I’m not sure why I’m bothering: the whole blogosphere seems to be consumed by Nick Griffin being on Question Time. Liberal Conspiracy has 6 posts in the last couple of days, including one where Sunny H shoves the whole of the Right in with the BNP (‘the right actually believe and perpetuate many of the lies that have fulled the BNP’s rise’) and takes some of the credit for killing multiculturalism. Momentous.
Our own Dom thinks they should be let on QT to be hoist by their own petard. The BNP a’re wrong: stop being scared of them. So I won’t put too much thought into this one. Or the next.
Whenever you ask anyone remotely left of centre How we will pay for the Deficit, they tend to find numerous clever ways to hit the richer-than-middle. Of course. The poorer-than-middle are, well, poor. Even Reform, no bunch of Lefties, are onto that: they call for the End of Entitlements. Meaning, I suppose, no benefits for those above-poverty. Their language is wonderfully florid:
Responsibility has drained away from the British welfare state, leaving a poisonous blend of entitlement and apathy. Middle and high earners, who could and should be independent of public welfare, instead use their political weight to extract “their fair share” from government, through universal benefits and near-free higher education.
Stirring stuff. The huge proliferation of footnotes does not disguise some pretty superficial analysis: you know what I mean, “we spend £XXXX (huge scary number) and yet we have terrible YYYY (chose favourite society in decline figure). ” Causality, well that’s for wimps in universities. And forget the fact that over on the Left they do the same, except they put ‘only’ in front of £XXXX. Britain’s benefits are tiny as a replacement ratio, some other blog is writing right now.
But they reach ENORMOUS figures for savings. £14bn immediately to be taken off the “middle class”. Great, eh? You know, those middle classes, all those Range Rovers, private schools, holidays in Dubai . . .
Trouble is, ‘middle’ is rather different from Britain’s usual wrongheaded understanding of Middle, best defined by the Telegraph’s utterly comic “coping class“, who seem to have about £90k each (yes, read the article). In Reform’s case, we are – admirably – talking about the real middle:
a basic definition of middle class where every adult in the household has at least £15,000 in income and every child £5,000.
This true middle is much poorer than our standard image of “middle class”, as the TUC discussed at length (see their blog). And Dillow has looked at it too. Salaries of £50k – our normal understanding of where Middle Class might start – are actually top 10%.
So, these are the Median Class Britain, on perhaps £40k as a household with 2 adults and one kid, a bit above poverty – perhaps 50% above – but not miles above. And what does Reform think can be done, easy as Pie? Well, remove some £14bn from these people. Example: family of 2, 2 kids, £50k income, would have £3k less child benefit, so have a hit to their incomes of 6%. That is about twice what has happenned in this last recession.
Then there’s Winter Fuel Allowance (£1bn), bus fares, TV licences, all big chunky items.

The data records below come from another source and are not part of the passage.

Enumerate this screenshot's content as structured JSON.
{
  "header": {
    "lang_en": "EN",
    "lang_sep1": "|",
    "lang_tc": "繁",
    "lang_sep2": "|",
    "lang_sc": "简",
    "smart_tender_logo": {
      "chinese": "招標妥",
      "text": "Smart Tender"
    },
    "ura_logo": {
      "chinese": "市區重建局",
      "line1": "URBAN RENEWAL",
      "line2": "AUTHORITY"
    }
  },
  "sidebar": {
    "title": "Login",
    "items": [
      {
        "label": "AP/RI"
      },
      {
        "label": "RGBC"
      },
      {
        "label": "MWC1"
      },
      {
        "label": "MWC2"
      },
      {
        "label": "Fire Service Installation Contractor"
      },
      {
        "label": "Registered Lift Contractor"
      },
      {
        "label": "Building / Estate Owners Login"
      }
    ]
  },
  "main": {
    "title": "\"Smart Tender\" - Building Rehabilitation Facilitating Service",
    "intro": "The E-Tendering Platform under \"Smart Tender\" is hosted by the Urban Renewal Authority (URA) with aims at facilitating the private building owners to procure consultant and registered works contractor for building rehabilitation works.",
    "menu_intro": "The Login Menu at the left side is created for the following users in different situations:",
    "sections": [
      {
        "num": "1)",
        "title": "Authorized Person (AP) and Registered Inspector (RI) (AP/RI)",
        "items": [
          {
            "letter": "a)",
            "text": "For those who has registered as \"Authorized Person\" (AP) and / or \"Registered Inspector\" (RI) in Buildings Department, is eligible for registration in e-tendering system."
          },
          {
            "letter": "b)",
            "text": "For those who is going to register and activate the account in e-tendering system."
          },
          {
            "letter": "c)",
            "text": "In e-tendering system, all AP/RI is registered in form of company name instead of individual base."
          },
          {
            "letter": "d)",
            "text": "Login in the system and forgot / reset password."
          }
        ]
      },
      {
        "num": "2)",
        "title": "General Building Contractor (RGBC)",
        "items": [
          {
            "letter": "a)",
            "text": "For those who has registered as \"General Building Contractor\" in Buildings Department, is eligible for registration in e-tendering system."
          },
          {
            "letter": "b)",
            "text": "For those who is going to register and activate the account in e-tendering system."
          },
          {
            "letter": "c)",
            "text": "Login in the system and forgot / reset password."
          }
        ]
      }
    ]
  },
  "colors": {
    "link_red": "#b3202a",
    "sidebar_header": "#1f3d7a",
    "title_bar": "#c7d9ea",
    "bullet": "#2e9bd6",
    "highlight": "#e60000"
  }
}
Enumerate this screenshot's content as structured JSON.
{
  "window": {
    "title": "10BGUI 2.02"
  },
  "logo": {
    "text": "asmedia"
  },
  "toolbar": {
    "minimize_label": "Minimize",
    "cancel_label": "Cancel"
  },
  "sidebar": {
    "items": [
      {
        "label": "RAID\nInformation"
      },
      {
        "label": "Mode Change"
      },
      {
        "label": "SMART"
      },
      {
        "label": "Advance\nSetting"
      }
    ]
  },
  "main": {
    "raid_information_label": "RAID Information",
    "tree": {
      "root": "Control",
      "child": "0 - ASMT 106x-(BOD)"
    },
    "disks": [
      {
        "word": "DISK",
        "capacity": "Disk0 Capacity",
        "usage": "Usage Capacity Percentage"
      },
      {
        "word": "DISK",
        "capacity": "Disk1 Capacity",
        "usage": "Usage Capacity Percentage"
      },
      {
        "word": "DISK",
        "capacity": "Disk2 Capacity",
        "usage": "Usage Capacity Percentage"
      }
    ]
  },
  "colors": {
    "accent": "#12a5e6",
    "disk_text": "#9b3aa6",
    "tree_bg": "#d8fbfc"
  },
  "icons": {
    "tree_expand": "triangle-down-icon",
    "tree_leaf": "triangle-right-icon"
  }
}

I can’t go through all the ideas. Reform are, well, brave: except they are not in power and don’t have to worry about backlashes and politics and silly things like that. But in comparison to most think tanks they have really put their balls on the line, or at least the balls of the ‘middle class’.
What bothers me is that they are getting away with a rhetorical trick. Written on the tin is “middle class welfare” and we all think of those Coping people the Telegraph moans about. But they are not: they are people from just above poverty to just below comfortable. This fiscal squeeze will be painful. Reform have crudely added up some of the pain-numbers. But their spin is attrocious – and, of course, they have utterly dodged the macroeconomic consequences (see last post).
Even the IEA is nervous:
“having had 12 years of dramatically expanding means-tested welfare provision and provision for those not working and relatively badly off, there is a danger that taking away universal benefits (or raising taxes on the middle class) will simply reduce further the net returns to working, to education and so on.”
And Megan over in the US has identified another problem with getting all your revenues from those wicked people, the Rich: those sorts of revenues, things like Capital Gains Tax, Stamp Duty, Yacht excise, Truffle fees and so forth are highly volatile. And that matters: volatility means some chump will spend it all when it’s good, and then find us pitched into a crisis when it’s bad.
Note to Reform: thanks for doing so much fiscal maths. But don’t try tricking anyone into thinking this is easy.